Finally, it’s to be remembered Heaney – regardless his successes as a college lecturer, critic, and reciter of his and others’ poetry – apparently loved being a poet, which itself is a measure of success on his own terms. “Digging,” another poem from his first volume, sums up the very nature of writing poetry as work:
My grandfather cut more turf in a day
Than any other man on Toner’s bog.
Once I carried him milk in a bottle
Corked sloppily with paper. He straightened up
To drink it, then fell to right away
Nicking and slicing neatly, heaving sods
Over his shoulder, going down and down
For the good turf. Digging.
The cold smell of potato mould, the squelch and slap
Of soggy peat, the curt cuts of an edge
Through living roots awaken in my head.
But I’ve no spade to follow men like them.
Between my finger and my thumb
The squat pen rests.
I’ll dig with it.
I read this poem today for what is at least the 100th time since my initial experience with it in college. As I practice my current craft and happy art as an ink-stained editor, I realize it was not just my innate inquisitiveness and aesthetic nature that led me to Heaney’s poetry. And it wasn’t just the wonderful and passion-fueled entrée to literature I received from an austere nun and bohemian teacher in high school. Those ingredients – and likewise the influence of my fellow students and university instructors – certainly played significant roles.

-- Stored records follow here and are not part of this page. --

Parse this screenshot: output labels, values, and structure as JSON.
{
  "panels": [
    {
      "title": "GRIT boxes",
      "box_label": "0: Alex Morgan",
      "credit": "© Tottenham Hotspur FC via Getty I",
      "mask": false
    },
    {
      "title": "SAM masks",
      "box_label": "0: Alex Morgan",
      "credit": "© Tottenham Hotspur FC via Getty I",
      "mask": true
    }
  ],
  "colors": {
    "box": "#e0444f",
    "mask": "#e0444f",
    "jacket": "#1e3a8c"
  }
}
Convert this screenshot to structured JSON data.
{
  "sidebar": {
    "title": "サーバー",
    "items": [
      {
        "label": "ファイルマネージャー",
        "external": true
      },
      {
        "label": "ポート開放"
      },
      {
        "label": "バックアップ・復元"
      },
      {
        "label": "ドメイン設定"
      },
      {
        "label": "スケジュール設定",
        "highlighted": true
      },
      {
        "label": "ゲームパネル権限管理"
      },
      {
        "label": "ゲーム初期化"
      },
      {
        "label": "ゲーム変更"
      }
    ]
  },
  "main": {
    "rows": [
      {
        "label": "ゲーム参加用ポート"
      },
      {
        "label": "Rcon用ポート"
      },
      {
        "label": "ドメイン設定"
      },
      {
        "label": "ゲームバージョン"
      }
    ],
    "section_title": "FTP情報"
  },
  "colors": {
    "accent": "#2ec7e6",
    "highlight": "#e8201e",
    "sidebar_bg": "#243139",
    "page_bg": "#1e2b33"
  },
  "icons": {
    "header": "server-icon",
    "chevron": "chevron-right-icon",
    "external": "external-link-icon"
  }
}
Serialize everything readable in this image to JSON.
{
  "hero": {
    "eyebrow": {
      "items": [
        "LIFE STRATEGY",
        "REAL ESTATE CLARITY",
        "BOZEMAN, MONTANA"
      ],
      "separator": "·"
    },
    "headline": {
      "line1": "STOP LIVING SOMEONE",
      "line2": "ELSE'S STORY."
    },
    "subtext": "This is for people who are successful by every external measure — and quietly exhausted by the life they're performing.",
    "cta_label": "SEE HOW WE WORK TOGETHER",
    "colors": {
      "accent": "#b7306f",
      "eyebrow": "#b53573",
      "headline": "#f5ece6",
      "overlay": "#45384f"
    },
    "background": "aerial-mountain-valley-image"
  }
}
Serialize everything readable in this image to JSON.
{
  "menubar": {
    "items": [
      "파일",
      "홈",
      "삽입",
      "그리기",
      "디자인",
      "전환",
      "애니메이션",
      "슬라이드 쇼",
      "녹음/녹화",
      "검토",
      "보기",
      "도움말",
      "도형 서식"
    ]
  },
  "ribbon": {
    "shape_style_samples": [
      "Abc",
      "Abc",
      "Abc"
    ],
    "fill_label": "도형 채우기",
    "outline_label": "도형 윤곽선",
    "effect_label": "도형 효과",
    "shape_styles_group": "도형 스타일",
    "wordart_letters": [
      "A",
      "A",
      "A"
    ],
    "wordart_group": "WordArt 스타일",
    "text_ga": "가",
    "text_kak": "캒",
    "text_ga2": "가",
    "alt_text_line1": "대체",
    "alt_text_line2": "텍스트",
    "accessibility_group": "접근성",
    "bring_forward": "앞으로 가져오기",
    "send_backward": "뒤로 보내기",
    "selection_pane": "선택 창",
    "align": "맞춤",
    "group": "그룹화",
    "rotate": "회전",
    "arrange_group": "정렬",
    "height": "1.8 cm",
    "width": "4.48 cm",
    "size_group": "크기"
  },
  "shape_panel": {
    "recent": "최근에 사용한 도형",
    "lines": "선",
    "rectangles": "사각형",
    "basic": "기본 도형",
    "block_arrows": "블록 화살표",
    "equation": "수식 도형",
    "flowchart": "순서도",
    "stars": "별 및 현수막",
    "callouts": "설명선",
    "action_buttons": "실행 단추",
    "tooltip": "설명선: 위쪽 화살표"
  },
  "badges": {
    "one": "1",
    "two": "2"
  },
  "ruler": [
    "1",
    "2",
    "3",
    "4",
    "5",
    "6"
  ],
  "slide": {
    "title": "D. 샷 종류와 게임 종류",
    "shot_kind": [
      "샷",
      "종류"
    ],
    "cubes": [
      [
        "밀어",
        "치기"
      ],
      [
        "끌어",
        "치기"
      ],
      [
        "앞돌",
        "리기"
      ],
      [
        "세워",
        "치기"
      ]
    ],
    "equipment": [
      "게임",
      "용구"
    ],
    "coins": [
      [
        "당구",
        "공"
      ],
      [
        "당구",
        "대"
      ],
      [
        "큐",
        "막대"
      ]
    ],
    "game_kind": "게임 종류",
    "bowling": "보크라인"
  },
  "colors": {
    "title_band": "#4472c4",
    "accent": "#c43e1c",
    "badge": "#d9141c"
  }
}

But nothing could have booted the doors of knowledge and appreciation so wide and wildly off their respective hinges for me than an educational process that allowed teachers to actually teach and students to genuinely learn.